As the buds swell, they produce a sugary substance. This attracts ants that feed on the liquid. As soon as the buds begin to open, the ants often disappear as their food source is gone. Although some gardeners find the presence of ants distressing, they don’t harm the plants, and some believe they help the bud to open properly by removing the sticky liquid.31
Unlike roses, peony bushes do not require pruning, and it is usually necessary only in the event of damage or disease. At the end of the growing season, the herbaceous peony and intersectional peony plants should be cut back. The herbaceous peony may be cut to the ground, but the intersectional plants do better when you leave 4 to 6 inches of stem.32
Tree peonies may require some pruning after the first five years of growth to allow for better air circulation. However, these are slow-growing plants and do not do well when they are pruned in the first three years of life as it hinders their progress and reduces the number of blooms.33
Cut and Store Your Peonies for a Special Occasion
The peony does well as a cut flower, often lasting longer than a week. For the best vase life, they should be harvested while they are in bud. You may get a better bloom and the flower may last longer on your table when you harvest the bud when it feels like a soft marshmallow in the morning.
Gently squeeze the flower bud for sponginess. If they’re still hard, you may want to leave them on the stem to ripen longer.34 When cutting, use a set of sharp shears and leave at least two sets of leaves on the bush so the plant may continue to grow and store food over the summer.
Since most peonies flower for such a short time during the summer months, you may also cut stems to be stored for later use. Using a set of sharp shears, cut several stems, again leaving at least two leaves on the bush, and slip a bunch into a plastic bag with a few paper towels inside.
The towels will absorb the excess moisture and help prevent mold growth. Lay the flowers flat on a shelf or drawer in the produce area of your refrigerator.35 Check them every couple of days and discard any that show signs of mold or begin to rot. They may stay this way for up to three weeks in the refrigerator. Once you remove them, the flowers may look limp.
Recut the stems underwater in a warm bath with flower preservative.
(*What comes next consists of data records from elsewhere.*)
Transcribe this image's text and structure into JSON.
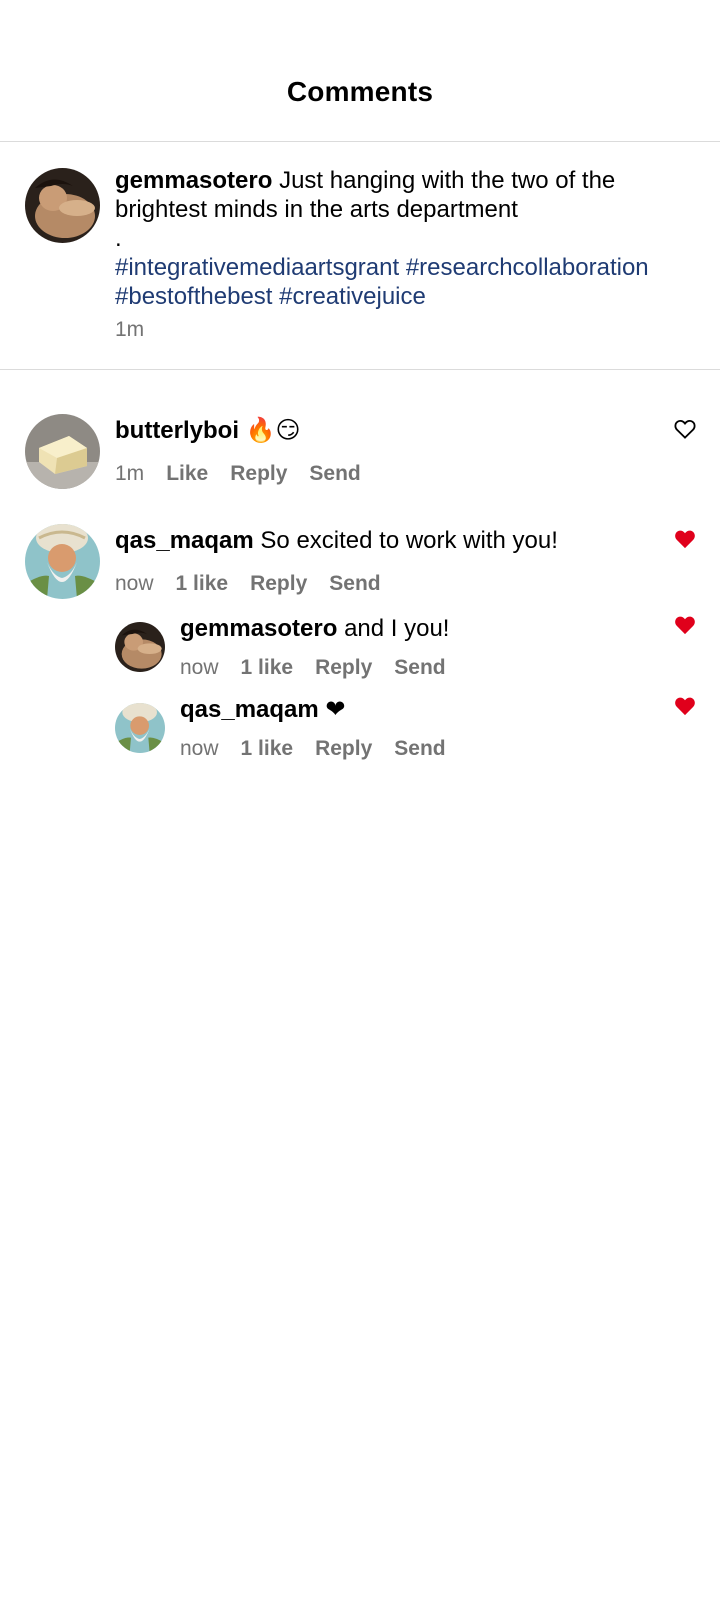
{
  "header": {
    "title": "Comments"
  },
  "caption": {
    "username": "gemmasotero",
    "text": "Just hanging with the two of the brightest minds in the arts department",
    "dot": ".",
    "hashtags": "#integrativemediaartsgrant #researchcollaboration #bestofthebest #creativejuice",
    "time": "1m"
  },
  "comments": [
    {
      "username": "butterlyboi",
      "text": "🔥😏",
      "time": "1m",
      "like_label": "Like",
      "reply_label": "Reply",
      "send_label": "Send",
      "liked": false
    },
    {
      "username": "qas_maqam",
      "text": "So excited to work with you!",
      "time": "now",
      "like_label": "1 like",
      "reply_label": "Reply",
      "send_label": "Send",
      "liked": true
    },
    {
      "username": "gemmasotero",
      "text": "and I you!",
      "time": "now",
      "like_label": "1 like",
      "reply_label": "Reply",
      "send_label": "Send",
      "liked": true
    },
    {
      "username": "qas_maqam",
      "text": "❤",
      "time": "now",
      "like_label": "1 like",
      "reply_label": "Reply",
      "send_label": "Send",
      "liked": true
    }
  ],
  "colors": {
    "liked_heart": "#e0001b",
    "hashtag": "#1f3b73",
    "muted": "#737373",
    "divider": "#dbdbdb"
  }
}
Let the stems sit in the warm water for several minutes and then move them to your flower vase with flower preservative. The flowers will open within 24 hours and the blooms will last a week on your table.36